**AIM OF THE TASK**
Set the records down again in full, exactly as they are, apart from the images.

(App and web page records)

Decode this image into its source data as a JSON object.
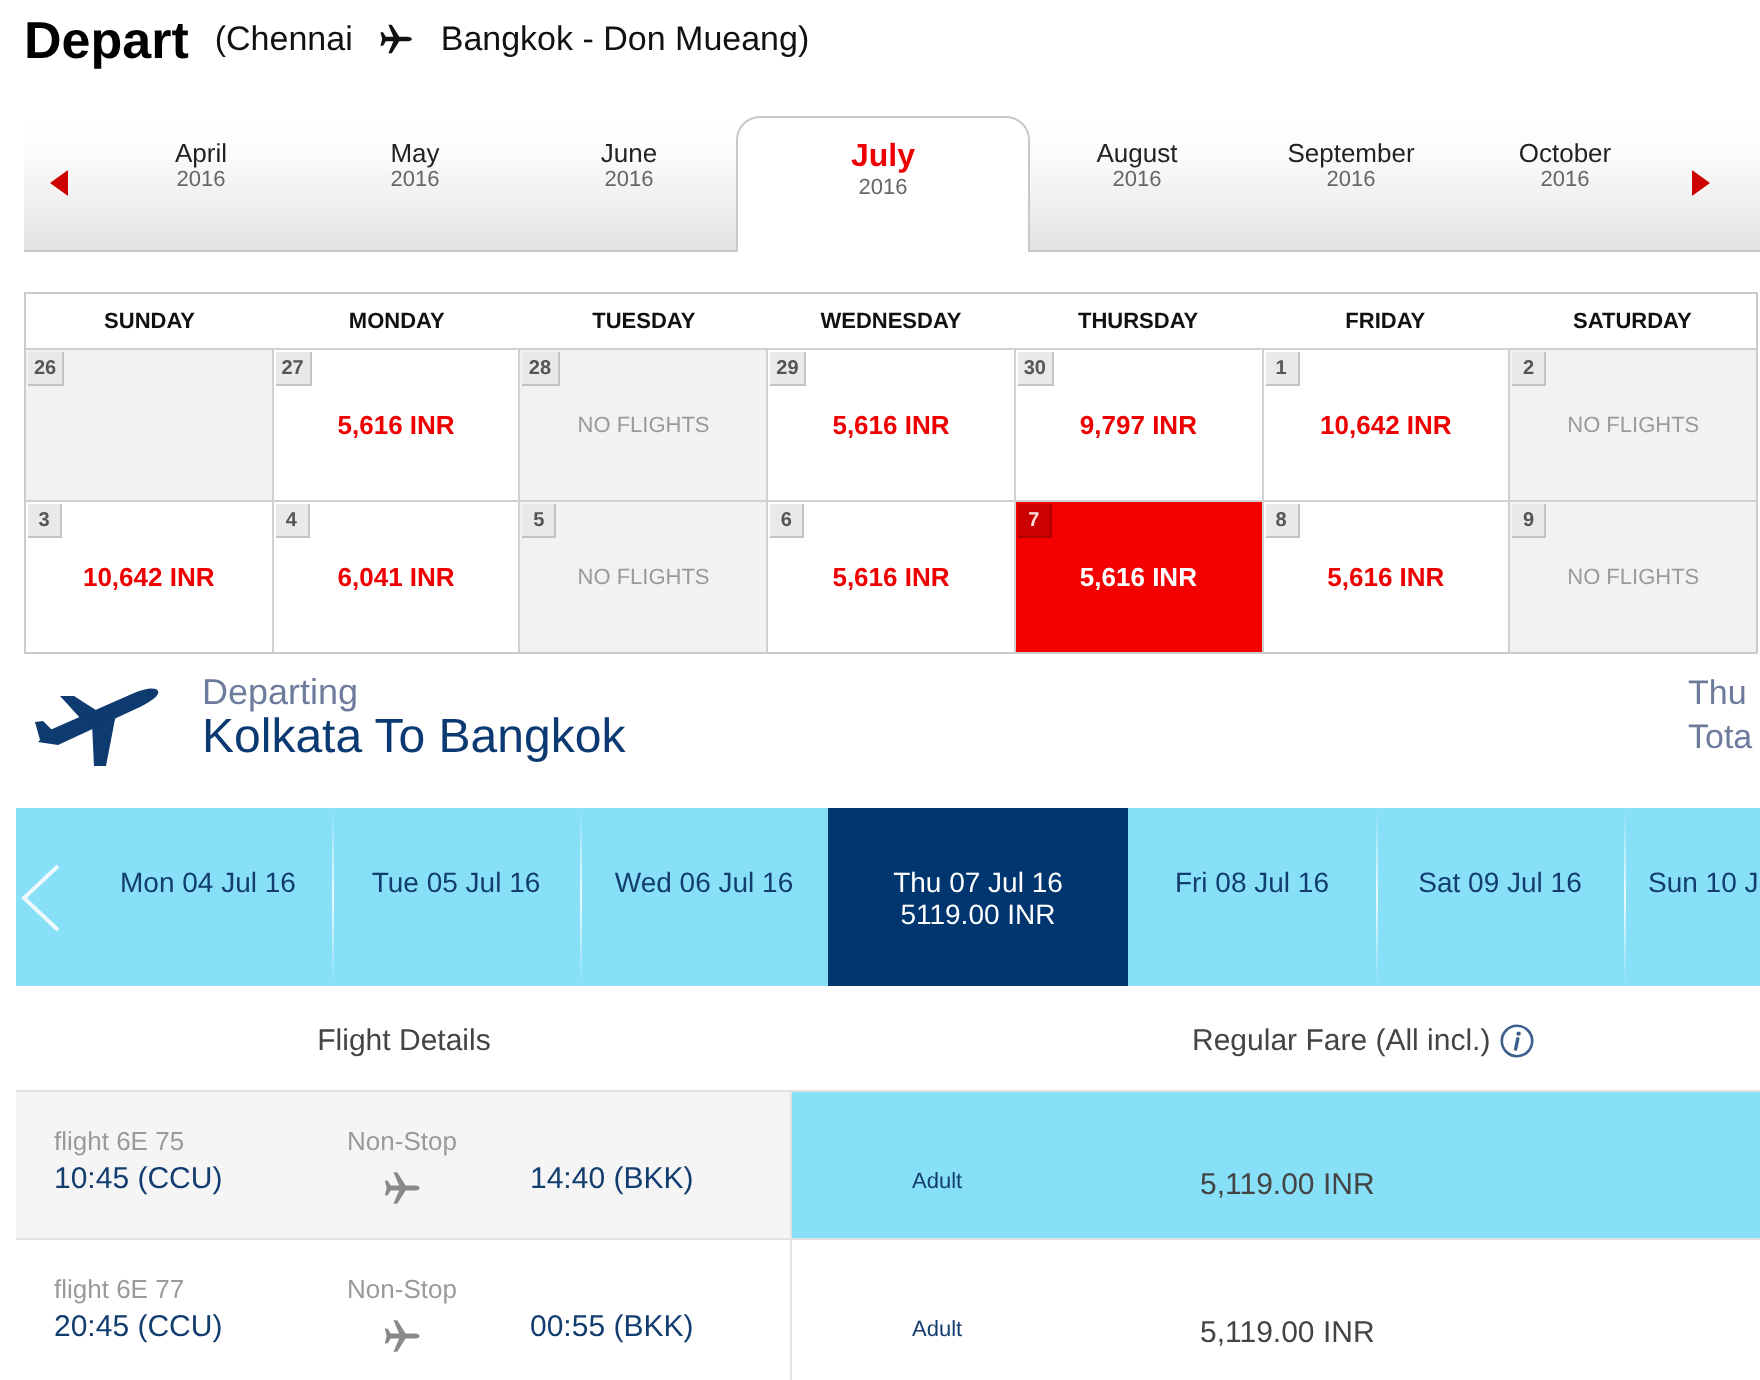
{
  "header": {
    "title": "Depart",
    "origin": "(Chennai",
    "destination": "Bangkok - Don Mueang)"
  },
  "month_tabs": [
    {
      "month": "April",
      "year": "2016",
      "selected": false
    },
    {
      "month": "May",
      "year": "2016",
      "selected": false
    },
    {
      "month": "June",
      "year": "2016",
      "selected": false
    },
    {
      "month": "July",
      "year": "2016",
      "selected": true
    },
    {
      "month": "August",
      "year": "2016",
      "selected": false
    },
    {
      "month": "September",
      "year": "2016",
      "selected": false
    },
    {
      "month": "October",
      "year": "2016",
      "selected": false
    }
  ],
  "calendar": {
    "weekdays": [
      "SUNDAY",
      "MONDAY",
      "TUESDAY",
      "WEDNESDAY",
      "THURSDAY",
      "FRIDAY",
      "SATURDAY"
    ],
    "weeks": [
      [
        {
          "day": "26",
          "kind": "empty",
          "selected": false
        },
        {
          "day": "27",
          "kind": "fare",
          "text": "5,616 INR",
          "selected": false
        },
        {
          "day": "28",
          "kind": "no_flights",
          "text": "NO FLIGHTS",
          "selected": false
        },
        {
          "day": "29",
          "kind": "fare",
          "text": "5,616 INR",
          "selected": false
        },
        {
          "day": "30",
          "kind": "fare",
          "text": "9,797 INR",
          "selected": false
        },
        {
          "day": "1",
          "kind": "fare",
          "text": "10,642 INR",
          "selected": false
        },
        {
          "day": "2",
          "kind": "no_flights",
          "text": "NO FLIGHTS",
          "selected": false
        }
      ],
      [
        {
          "day": "3",
          "kind": "fare",
          "text": "10,642 INR",
          "selected": false
        },
        {
          "day": "4",
          "kind": "fare",
          "text": "6,041 INR",
          "selected": false
        },
        {
          "day": "5",
          "kind": "no_flights",
          "text": "NO FLIGHTS",
          "selected": false
        },
        {
          "day": "6",
          "kind": "fare",
          "text": "5,616 INR",
          "selected": false
        },
        {
          "day": "7",
          "kind": "fare",
          "text": "5,616 INR",
          "selected": true
        },
        {
          "day": "8",
          "kind": "fare",
          "text": "5,616 INR",
          "selected": false
        },
        {
          "day": "9",
          "kind": "no_flights",
          "text": "NO FLIGHTS",
          "selected": false
        }
      ]
    ]
  },
  "departing": {
    "label": "Departing",
    "route": "Kolkata To Bangkok",
    "cut_off_text": [
      "Thu",
      "Tota"
    ]
  },
  "date_tabs": [
    {
      "label": "Mon 04 Jul 16",
      "selected": false
    },
    {
      "label": "Tue 05 Jul 16",
      "selected": false
    },
    {
      "label": "Wed 06 Jul 16",
      "selected": false
    },
    {
      "label": "Thu 07 Jul 16",
      "fare": "5119.00 INR",
      "selected": true
    },
    {
      "label": "Fri 08 Jul 16",
      "selected": false
    },
    {
      "label": "Sat 09 Jul 16",
      "selected": false
    },
    {
      "label": "Sun 10 J",
      "selected": false
    }
  ],
  "fare_table": {
    "columns": [
      "Flight Details",
      "Regular Fare (All incl.)"
    ],
    "rows": [
      {
        "flight": "flight 6E 75",
        "departure": "10:45 (CCU)",
        "stops": "Non-Stop",
        "arrival": "14:40 (BKK)",
        "passenger": "Adult",
        "fare": "5,119.00 INR",
        "selected": true
      },
      {
        "flight": "flight 6E 77",
        "departure": "20:45 (CCU)",
        "stops": "Non-Stop",
        "arrival": "00:55 (BKK)",
        "passenger": "Adult",
        "fare": "5,119.00 INR",
        "selected": false
      }
    ]
  }
}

**YOUR RESPONSE**
Decode this image into its source data as a JSON object.
{
  "header": {
    "title": "Depart",
    "origin": "(Chennai",
    "destination": "Bangkok - Don Mueang)"
  },
  "month_tabs": [
    {
      "month": "April",
      "year": "2016",
      "selected": false
    },
    {
      "month": "May",
      "year": "2016",
      "selected": false
    },
    {
      "month": "June",
      "year": "2016",
      "selected": false
    },
    {
      "month": "July",
      "year": "2016",
      "selected": true
    },
    {
      "month": "August",
      "year": "2016",
      "selected": false
    },
    {
      "month": "September",
      "year": "2016",
      "selected": false
    },
    {
      "month": "October",
      "year": "2016",
      "selected": false
    }
  ],
  "calendar": {
    "weekdays": [
      "SUNDAY",
      "MONDAY",
      "TUESDAY",
      "WEDNESDAY",
      "THURSDAY",
      "FRIDAY",
      "SATURDAY"
    ],
    "weeks": [
      [
        {
          "day": "26",
          "kind": "empty",
          "selected": false
        },
        {
          "day": "27",
          "kind": "fare",
          "text": "5,616 INR",
          "selected": false
        },
        {
          "day": "28",
          "kind": "no_flights",
          "text": "NO FLIGHTS",
          "selected": false
        },
        {
          "day": "29",
          "kind": "fare",
          "text": "5,616 INR",
          "selected": false
        },
        {
          "day": "30",
          "kind": "fare",
          "text": "9,797 INR",
          "selected": false
        },
        {
          "day": "1",
          "kind": "fare",
          "text": "10,642 INR",
          "selected": false
        },
        {
          "day": "2",
          "kind": "no_flights",
          "text": "NO FLIGHTS",
          "selected": false
        }
      ],
      [
        {
          "day": "3",
          "kind": "fare",
          "text": "10,642 INR",
          "selected": false
        },
        {
          "day": "4",
          "kind": "fare",
          "text": "6,041 INR",
          "selected": false
        },
        {
          "day": "5",
          "kind": "no_flights",
          "text": "NO FLIGHTS",
          "selected": false
        },
        {
          "day": "6",
          "kind": "fare",
          "text": "5,616 INR",
          "selected": false
        },
        {
          "day": "7",
          "kind": "fare",
          "text": "5,616 INR",
          "selected": true
        },
        {
          "day": "8",
          "kind": "fare",
          "text": "5,616 INR",
          "selected": false
        },
        {
          "day": "9",
          "kind": "no_flights",
          "text": "NO FLIGHTS",
          "selected": false
        }
      ]
    ]
  },
  "departing": {
    "label": "Departing",
    "route": "Kolkata To Bangkok",
    "cut_off_text": [
      "Thu",
      "Tota"
    ]
  },
  "date_tabs": [
    {
      "label": "Mon 04 Jul 16",
      "selected": false
    },
    {
      "label": "Tue 05 Jul 16",
      "selected": false
    },
    {
      "label": "Wed 06 Jul 16",
      "selected": false
    },
    {
      "label": "Thu 07 Jul 16",
      "fare": "5119.00 INR",
      "selected": true
    },
    {
      "label": "Fri 08 Jul 16",
      "selected": false
    },
    {
      "label": "Sat 09 Jul 16",
      "selected": false
    },
    {
      "label": "Sun 10 J",
      "selected": false
    }
  ],
  "fare_table": {
    "columns": [
      "Flight Details",
      "Regular Fare (All incl.)"
    ],
    "rows": [
      {
        "flight": "flight 6E 75",
        "departure": "10:45 (CCU)",
        "stops": "Non-Stop",
        "arrival": "14:40 (BKK)",
        "passenger": "Adult",
        "fare": "5,119.00 INR",
        "selected": true
      },
      {
        "flight": "flight 6E 77",
        "departure": "20:45 (CCU)",
        "stops": "Non-Stop",
        "arrival": "00:55 (BKK)",
        "passenger": "Adult",
        "fare": "5,119.00 INR",
        "selected": false
      }
    ]
  }
}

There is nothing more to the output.